===== THE DATA

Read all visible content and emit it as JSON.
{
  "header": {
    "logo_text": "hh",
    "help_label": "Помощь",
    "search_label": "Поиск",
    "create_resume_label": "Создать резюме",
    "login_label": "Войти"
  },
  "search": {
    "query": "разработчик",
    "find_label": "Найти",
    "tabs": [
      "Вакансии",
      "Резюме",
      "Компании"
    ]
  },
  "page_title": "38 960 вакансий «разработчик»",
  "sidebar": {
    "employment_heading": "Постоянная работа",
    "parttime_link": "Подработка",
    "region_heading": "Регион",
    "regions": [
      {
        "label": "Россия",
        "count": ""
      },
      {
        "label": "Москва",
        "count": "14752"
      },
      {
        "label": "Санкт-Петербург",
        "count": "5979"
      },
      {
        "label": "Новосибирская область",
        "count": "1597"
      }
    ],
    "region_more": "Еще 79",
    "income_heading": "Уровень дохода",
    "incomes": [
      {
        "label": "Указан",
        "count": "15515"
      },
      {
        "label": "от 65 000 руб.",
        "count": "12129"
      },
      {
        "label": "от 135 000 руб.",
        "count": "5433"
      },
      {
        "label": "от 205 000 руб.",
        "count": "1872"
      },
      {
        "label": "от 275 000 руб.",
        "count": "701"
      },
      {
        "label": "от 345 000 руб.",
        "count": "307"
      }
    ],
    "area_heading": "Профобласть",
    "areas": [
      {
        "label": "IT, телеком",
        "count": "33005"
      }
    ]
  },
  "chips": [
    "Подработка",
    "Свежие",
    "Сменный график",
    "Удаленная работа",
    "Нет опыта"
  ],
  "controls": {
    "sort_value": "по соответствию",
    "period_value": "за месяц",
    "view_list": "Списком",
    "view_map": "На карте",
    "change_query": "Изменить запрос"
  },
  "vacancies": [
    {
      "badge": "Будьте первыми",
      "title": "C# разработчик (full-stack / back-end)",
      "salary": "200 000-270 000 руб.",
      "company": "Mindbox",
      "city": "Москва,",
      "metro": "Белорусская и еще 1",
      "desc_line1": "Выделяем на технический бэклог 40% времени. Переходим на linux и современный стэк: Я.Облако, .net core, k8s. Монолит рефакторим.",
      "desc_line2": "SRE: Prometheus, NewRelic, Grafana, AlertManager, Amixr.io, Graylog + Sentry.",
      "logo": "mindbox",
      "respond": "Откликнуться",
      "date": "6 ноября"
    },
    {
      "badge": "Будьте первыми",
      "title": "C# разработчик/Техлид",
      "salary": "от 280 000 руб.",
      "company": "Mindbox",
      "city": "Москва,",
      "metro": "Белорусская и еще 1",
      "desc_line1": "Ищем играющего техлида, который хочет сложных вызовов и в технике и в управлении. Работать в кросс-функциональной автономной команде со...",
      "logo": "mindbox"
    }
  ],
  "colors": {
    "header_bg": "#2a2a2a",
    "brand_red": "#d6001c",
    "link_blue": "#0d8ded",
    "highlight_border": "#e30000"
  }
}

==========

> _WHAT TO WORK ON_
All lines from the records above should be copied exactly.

> _TASK SOLUTION_
Read all visible content and emit it as JSON.
{
  "header": {
    "logo_text": "hh",
    "help_label": "Помощь",
    "search_label": "Поиск",
    "create_resume_label": "Создать резюме",
    "login_label": "Войти"
  },
  "search": {
    "query": "разработчик",
    "find_label": "Найти",
    "tabs": [
      "Вакансии",
      "Резюме",
      "Компании"
    ]
  },
  "page_title": "38 960 вакансий «разработчик»",
  "sidebar": {
    "employment_heading": "Постоянная работа",
    "parttime_link": "Подработка",
    "region_heading": "Регион",
    "regions": [
      {
        "label": "Россия",
        "count": ""
      },
      {
        "label": "Москва",
        "count": "14752"
      },
      {
        "label": "Санкт-Петербург",
        "count": "5979"
      },
      {
        "label": "Новосибирская область",
        "count": "1597"
      }
    ],
    "region_more": "Еще 79",
    "income_heading": "Уровень дохода",
    "incomes": [
      {
        "label": "Указан",
        "count": "15515"
      },
      {
        "label": "от 65 000 руб.",
        "count": "12129"
      },
      {
        "label": "от 135 000 руб.",
        "count": "5433"
      },
      {
        "label": "от 205 000 руб.",
        "count": "1872"
      },
      {
        "label": "от 275 000 руб.",
        "count": "701"
      },
      {
        "label": "от 345 000 руб.",
        "count": "307"
      }
    ],
    "area_heading": "Профобласть",
    "areas": [
      {
        "label": "IT, телеком",
        "count": "33005"
      }
    ]
  },
  "chips": [
    "Подработка",
    "Свежие",
    "Сменный график",
    "Удаленная работа",
    "Нет опыта"
  ],
  "controls": {
    "sort_value": "по соответствию",
    "period_value": "за месяц",
    "view_list": "Списком",
    "view_map": "На карте",
    "change_query": "Изменить запрос"
  },
  "vacancies": [
    {
      "badge": "Будьте первыми",
      "title": "C# разработчик (full-stack / back-end)",
      "salary": "200 000-270 000 руб.",
      "company": "Mindbox",
      "city": "Москва,",
      "metro": "Белорусская и еще 1",
      "desc_line1": "Выделяем на технический бэклог 40% времени. Переходим на linux и современный стэк: Я.Облако, .net core, k8s. Монолит рефакторим.",
      "desc_line2": "SRE: Prometheus, NewRelic, Grafana, AlertManager, Amixr.io, Graylog + Sentry.",
      "logo": "mindbox",
      "respond": "Откликнуться",
      "date": "6 ноября"
    },
    {
      "badge": "Будьте первыми",
      "title": "C# разработчик/Техлид",
      "salary": "от 280 000 руб.",
      "company": "Mindbox",
      "city": "Москва,",
      "metro": "Белорусская и еще 1",
      "desc_line1": "Ищем играющего техлида, который хочет сложных вызовов и в технике и в управлении. Работать в кросс-функциональной автономной команде со...",
      "logo": "mindbox"
    }
  ],
  "colors": {
    "header_bg": "#2a2a2a",
    "brand_red": "#d6001c",
    "link_blue": "#0d8ded",
    "highlight_border": "#e30000"
  }
}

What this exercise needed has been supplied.